* ABOUT THIS EXERCISE
Take every line from the records below that includes the word "time".

* Entries from a dataset of interfaces
-- Opening Marker --

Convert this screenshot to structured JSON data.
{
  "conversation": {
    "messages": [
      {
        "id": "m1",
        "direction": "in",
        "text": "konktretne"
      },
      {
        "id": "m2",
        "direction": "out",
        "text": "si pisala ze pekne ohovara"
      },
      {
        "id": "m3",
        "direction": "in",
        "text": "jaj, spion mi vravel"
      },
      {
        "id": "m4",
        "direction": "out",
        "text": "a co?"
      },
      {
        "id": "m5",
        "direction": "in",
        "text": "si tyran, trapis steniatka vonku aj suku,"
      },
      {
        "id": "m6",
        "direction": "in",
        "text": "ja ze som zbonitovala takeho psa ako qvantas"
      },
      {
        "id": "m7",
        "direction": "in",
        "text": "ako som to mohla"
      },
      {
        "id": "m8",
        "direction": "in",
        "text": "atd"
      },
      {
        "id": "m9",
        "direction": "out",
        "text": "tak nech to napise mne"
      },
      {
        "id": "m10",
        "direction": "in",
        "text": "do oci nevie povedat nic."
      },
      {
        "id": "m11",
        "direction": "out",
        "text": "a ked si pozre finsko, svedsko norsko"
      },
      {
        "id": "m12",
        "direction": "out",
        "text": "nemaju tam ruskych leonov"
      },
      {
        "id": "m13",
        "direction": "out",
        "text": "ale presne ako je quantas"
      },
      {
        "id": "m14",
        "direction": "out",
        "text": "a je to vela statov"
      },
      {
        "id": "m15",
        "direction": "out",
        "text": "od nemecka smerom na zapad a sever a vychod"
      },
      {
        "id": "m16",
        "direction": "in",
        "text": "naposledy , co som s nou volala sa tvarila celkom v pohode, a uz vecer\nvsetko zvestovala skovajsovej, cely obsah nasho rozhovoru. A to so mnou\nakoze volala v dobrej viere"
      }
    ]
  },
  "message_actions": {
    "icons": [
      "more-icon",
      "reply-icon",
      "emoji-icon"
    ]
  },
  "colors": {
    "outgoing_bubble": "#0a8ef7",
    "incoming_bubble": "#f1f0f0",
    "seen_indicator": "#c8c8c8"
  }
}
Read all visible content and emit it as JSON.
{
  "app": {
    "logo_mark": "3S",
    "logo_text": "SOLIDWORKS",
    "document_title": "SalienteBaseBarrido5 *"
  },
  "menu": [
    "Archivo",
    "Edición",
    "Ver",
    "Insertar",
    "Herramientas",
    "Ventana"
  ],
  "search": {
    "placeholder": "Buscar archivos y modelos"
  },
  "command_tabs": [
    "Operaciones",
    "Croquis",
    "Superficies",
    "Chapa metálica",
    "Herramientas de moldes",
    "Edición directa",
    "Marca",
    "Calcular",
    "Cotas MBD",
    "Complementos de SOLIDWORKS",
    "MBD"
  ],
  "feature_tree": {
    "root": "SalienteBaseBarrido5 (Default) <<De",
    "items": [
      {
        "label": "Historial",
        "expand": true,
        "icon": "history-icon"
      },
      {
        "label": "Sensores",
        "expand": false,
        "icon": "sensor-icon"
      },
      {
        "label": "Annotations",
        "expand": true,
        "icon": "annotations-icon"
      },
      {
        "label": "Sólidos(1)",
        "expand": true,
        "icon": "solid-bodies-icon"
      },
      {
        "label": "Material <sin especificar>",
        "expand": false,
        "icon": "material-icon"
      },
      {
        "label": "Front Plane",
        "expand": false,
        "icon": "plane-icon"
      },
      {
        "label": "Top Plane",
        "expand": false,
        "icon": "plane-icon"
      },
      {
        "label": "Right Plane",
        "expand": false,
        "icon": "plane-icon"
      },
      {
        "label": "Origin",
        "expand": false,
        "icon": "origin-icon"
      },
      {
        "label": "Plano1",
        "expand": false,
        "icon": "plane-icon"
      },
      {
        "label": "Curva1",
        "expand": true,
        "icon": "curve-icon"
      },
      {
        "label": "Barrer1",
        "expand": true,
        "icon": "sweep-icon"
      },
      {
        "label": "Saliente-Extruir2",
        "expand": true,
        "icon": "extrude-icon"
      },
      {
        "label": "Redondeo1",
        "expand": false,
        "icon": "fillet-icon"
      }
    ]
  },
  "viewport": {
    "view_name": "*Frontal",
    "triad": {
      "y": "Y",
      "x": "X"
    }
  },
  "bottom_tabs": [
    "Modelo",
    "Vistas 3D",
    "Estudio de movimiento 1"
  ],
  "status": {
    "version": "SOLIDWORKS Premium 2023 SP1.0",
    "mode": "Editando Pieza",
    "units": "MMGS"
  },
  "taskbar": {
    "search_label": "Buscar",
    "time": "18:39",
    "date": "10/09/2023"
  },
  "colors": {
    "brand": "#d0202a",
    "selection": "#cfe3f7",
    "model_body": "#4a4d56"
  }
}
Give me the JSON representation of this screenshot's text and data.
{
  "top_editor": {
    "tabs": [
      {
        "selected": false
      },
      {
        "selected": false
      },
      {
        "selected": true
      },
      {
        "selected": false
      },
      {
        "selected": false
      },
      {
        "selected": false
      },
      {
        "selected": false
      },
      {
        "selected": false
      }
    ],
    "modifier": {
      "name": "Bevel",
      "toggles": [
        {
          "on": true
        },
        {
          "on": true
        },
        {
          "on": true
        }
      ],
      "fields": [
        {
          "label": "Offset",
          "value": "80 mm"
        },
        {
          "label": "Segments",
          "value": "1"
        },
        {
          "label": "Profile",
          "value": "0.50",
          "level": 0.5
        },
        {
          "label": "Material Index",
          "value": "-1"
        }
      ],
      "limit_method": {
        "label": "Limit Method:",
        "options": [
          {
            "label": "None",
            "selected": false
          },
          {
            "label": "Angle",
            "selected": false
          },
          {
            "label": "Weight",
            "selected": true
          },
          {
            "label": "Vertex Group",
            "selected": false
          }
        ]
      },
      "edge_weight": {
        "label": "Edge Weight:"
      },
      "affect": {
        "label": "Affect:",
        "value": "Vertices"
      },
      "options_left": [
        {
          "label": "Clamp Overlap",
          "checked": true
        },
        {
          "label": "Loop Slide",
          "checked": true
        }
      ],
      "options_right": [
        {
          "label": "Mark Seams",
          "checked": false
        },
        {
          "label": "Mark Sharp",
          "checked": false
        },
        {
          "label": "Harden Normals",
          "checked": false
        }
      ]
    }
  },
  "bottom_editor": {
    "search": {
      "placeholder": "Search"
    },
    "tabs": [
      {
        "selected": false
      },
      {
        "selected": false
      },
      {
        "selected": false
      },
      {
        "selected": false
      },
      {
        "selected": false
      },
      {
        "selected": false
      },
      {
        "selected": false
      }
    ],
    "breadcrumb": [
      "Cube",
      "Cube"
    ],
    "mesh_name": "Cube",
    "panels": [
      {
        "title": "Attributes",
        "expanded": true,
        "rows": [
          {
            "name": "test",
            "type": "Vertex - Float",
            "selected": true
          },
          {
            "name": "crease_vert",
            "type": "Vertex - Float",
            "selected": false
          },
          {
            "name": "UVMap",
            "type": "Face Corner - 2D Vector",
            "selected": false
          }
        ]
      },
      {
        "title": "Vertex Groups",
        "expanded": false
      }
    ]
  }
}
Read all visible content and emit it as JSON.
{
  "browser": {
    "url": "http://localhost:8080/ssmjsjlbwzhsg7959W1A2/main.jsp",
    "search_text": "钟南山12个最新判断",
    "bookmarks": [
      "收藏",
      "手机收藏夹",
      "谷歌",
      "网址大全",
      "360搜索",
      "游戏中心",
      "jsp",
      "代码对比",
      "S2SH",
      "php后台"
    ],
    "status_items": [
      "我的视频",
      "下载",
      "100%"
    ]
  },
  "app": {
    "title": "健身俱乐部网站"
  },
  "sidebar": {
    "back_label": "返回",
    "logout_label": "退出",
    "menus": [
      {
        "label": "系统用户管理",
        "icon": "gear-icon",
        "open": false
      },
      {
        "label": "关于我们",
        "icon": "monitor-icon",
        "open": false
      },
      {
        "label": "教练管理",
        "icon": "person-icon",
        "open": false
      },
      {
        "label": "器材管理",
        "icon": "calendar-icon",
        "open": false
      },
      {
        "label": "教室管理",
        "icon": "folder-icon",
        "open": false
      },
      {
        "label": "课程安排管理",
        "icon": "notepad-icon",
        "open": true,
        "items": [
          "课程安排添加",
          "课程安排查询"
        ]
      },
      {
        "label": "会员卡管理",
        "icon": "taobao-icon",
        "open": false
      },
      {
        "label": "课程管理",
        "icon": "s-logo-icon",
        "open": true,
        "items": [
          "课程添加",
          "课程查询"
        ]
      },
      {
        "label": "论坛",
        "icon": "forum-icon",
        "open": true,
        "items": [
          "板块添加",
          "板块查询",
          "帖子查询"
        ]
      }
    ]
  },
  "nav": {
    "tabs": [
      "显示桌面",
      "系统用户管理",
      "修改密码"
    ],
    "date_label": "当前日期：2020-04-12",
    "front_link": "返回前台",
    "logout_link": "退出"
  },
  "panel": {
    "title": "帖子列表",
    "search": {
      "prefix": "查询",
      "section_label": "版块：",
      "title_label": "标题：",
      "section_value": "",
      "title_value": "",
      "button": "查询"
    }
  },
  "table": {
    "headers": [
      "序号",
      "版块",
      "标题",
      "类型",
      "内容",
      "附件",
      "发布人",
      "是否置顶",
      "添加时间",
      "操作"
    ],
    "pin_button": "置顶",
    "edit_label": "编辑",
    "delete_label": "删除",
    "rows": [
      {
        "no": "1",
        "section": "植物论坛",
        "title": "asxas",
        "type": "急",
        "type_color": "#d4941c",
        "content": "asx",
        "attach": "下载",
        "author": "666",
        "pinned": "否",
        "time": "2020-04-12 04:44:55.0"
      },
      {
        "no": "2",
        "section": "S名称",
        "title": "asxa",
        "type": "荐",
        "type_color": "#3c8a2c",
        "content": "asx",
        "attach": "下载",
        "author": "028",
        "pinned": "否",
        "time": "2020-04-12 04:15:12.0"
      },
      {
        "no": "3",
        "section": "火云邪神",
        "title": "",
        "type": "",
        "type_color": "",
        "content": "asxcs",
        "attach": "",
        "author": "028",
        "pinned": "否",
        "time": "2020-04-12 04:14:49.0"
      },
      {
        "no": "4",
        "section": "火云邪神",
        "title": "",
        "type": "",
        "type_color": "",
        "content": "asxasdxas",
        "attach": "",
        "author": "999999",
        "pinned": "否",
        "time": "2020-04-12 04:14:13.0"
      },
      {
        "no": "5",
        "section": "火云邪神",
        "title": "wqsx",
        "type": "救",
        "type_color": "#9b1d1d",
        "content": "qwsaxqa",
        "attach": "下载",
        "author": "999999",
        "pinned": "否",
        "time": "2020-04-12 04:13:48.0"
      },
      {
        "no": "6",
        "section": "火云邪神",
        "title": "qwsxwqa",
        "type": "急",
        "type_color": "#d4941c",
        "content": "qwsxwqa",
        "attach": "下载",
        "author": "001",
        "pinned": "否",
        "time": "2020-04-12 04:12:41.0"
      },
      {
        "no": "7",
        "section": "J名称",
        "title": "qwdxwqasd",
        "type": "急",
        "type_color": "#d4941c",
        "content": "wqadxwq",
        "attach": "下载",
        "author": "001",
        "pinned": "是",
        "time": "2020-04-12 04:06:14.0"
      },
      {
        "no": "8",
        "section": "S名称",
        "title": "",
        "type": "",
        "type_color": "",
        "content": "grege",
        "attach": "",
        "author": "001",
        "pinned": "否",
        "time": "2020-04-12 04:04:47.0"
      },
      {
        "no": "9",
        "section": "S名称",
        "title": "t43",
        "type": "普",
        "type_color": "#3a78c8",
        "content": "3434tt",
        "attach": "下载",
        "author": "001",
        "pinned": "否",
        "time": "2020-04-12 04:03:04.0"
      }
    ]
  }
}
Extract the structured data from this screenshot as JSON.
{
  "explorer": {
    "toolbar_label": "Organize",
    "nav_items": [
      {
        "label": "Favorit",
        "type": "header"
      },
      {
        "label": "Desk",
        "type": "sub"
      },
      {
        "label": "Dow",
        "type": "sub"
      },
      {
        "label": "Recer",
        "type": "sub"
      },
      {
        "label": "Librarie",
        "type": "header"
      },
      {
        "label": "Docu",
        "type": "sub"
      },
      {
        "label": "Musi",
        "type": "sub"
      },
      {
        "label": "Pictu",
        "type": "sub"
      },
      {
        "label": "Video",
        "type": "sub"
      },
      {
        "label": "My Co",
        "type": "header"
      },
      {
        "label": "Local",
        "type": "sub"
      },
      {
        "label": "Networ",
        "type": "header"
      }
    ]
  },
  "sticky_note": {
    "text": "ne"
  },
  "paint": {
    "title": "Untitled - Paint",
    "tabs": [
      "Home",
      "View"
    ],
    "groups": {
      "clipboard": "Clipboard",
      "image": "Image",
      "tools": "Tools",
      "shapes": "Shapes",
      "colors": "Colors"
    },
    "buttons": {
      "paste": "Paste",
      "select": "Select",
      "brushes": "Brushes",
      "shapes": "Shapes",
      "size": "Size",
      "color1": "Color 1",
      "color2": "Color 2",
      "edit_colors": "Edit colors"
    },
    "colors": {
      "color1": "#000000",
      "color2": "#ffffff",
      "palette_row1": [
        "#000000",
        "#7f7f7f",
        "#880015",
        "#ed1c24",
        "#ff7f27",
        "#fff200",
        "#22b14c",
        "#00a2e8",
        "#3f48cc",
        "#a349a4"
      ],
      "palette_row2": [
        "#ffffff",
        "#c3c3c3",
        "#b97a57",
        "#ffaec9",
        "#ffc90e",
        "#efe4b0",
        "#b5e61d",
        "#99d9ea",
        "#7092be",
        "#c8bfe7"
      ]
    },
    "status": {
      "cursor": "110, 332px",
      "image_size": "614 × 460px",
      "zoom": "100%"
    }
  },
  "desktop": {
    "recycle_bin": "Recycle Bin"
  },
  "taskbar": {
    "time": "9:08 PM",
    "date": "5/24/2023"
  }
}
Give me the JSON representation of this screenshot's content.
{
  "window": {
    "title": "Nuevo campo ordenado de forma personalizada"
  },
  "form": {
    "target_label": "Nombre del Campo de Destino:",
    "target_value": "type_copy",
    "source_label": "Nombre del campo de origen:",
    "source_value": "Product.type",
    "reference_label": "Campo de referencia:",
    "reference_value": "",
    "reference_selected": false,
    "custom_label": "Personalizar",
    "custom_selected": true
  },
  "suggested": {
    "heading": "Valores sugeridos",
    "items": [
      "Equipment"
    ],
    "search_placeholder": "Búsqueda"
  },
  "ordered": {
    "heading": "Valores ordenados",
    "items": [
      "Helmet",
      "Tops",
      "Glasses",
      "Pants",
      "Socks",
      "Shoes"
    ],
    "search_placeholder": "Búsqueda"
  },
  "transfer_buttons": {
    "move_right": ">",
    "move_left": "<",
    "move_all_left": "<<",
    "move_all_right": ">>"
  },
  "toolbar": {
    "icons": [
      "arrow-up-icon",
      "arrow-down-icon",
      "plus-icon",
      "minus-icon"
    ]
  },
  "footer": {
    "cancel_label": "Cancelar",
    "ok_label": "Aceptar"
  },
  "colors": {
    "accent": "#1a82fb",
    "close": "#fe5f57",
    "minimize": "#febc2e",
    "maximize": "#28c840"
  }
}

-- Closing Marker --

* RESULT FOR THIS TASK
    "time": "18:39",
        "time": "2020-04-12 04:44:55.0"
        "time": "2020-04-12 04:15:12.0"
        "time": "2020-04-12 04:14:49.0"
        "time": "2020-04-12 04:14:13.0"
        "time": "2020-04-12 04:13:48.0"
        "time": "2020-04-12 04:12:41.0"
        "time": "2020-04-12 04:06:14.0"
        "time": "2020-04-12 04:04:47.0"
        "time": "2020-04-12 04:03:04.0"
    "time": "9:08 PM",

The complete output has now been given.